The one?

 

The noonday sun was getting stronger

Than the morning ever had

They came to share the romance of a kiss

 

Not since first date memories

Parking by the lakeside in the night

Had he felt something, anything, like this.

 

May the cotton-dressed brunette

With hair waving in the breeze

Desirous, yearning, wanting him some more

 

Walk with him from the park

Their eyes set on the light, left on inside

Her apartment, near the pillow

By the window, past the door

 

He put his finger to his mouth

And told her so quietly to ‘shush’

They spoke a language known only

Ever, unto them.

 

They spoke a language, reminiscent

Of the first date they’d ever had

They were a blooming flower

Lightly watered, from the stem.

‘Prison’

Just started working 9-5 for the first time in a year. Hard to get back to the daily grind after book-writing and poetry.
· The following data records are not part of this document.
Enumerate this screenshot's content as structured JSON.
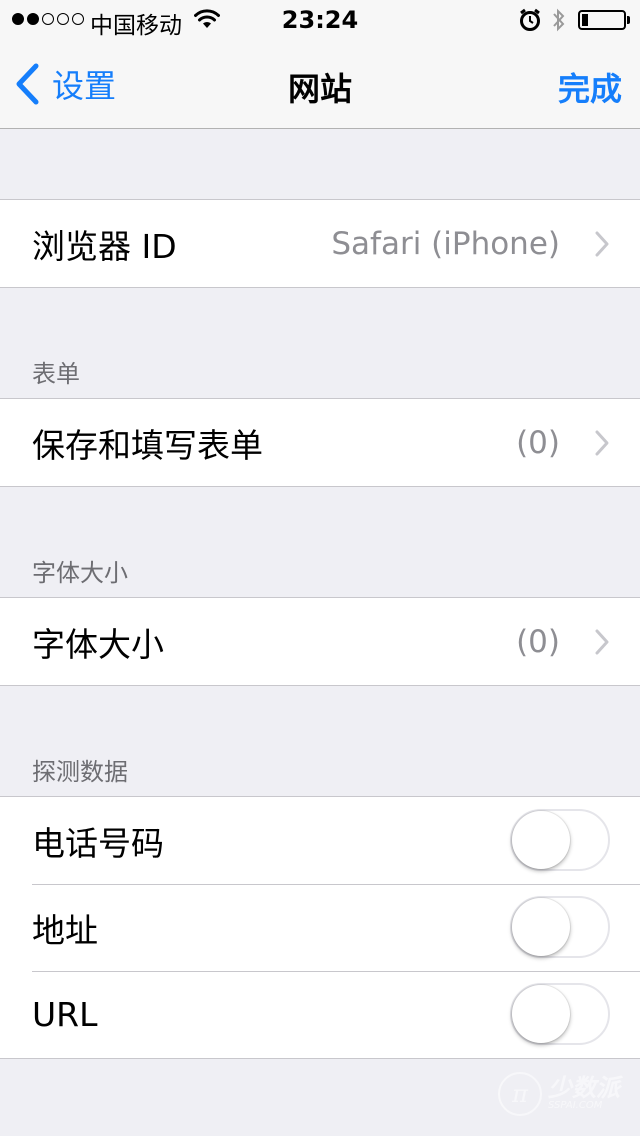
{
  "status_bar": {
    "carrier": "中国移动",
    "time": "23:24",
    "signal_strength": 2,
    "battery_level": 0.15
  },
  "nav": {
    "back_label": "设置",
    "title": "网站",
    "done_label": "完成"
  },
  "groups": {
    "browser": {
      "label": "浏览器 ID",
      "value": "Safari (iPhone)"
    },
    "forms": {
      "header": "表单",
      "label": "保存和填写表单",
      "value": "(0)"
    },
    "font_size": {
      "header": "字体大小",
      "label": "字体大小",
      "value": "(0)"
    },
    "detect": {
      "header": "探测数据",
      "items": [
        {
          "label": "电话号码",
          "on": false
        },
        {
          "label": "地址",
          "on": false
        },
        {
          "label": "URL",
          "on": false
        }
      ]
    }
  },
  "watermark": {
    "logo_text": "少数派",
    "logo_sub": "SSPAI.COM"
  },
  "colors": {
    "accent": "#157efb",
    "background": "#efeff4",
    "secondary_text": "#8e8e93"
  }
}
Here’s my take on Week 1, with a bit of satirical humour thrown in for good measure

 

‘Prison’

 

It feels just like a prison with no bars

Not being used to regimented ways

It appears like a facility for those

Who need some help re-positioning their days

 

With no card I’m unable to get in

I ring the bell and someone comes to help

It feels like something’s missing from the tree

The bird used whisper happy tunes each morn’

Now no-one whispers anything to me

 

Is it lunch-time yet? I try hard not to look

At the clock – the more I look the less it turns

Confusion has its place in that first week

How the hell, ever, will I learn?

 

I sit and think but sometimes I just sit

Do this, do that, in sequence every time

I sit and think but most times I’m amiss

A sour grape dying on the vine

 

Across the way the grapes are reaping wealth

Their beauty is the essence of the dream

I wish I could attend work by stealth

Nothing’s ever quite the way it seems.

Times they are a changin’

Well, well, well.

I was going to make this blog about emerging authors and how to make the most of your opportunities as a writer but I’ve erred in my mission. I posted a couple of poems of late and you guys seem to have enjoyed reading them so I thought, why not?

Why not keep it up? Why not post more? Why not treat you all to a little bit of what I’ve been up to of late? And I’ve been up to a few things of interest.

The second book is in manuscript form and I’ll drop in to post a few poems from it in the next few weeks. It’s been a real joy developing my poetry into something I think you’ll find to be a little more sophisticated than what you found in ‘Prism’. I’ve even taken to drawing. Faces.

And I’m here to tell you, don’t ever let anyone tell you ‘you can’t’. Can’t draw, can’t paint, can’t write. I used to think drawing was such a difficult task, but then I took a couple of lessons via my good friend Google and, lo and behold, the cartoonish drawings you find here accompanying my poetry have come from none other than yours truly.

See, it can be done. Even Van Gogh took a while to believe in himself.

Walk that extra mile if it means you’ll find belief, for it will set you free – and the world will truly be, colloquially speaking, your oyster.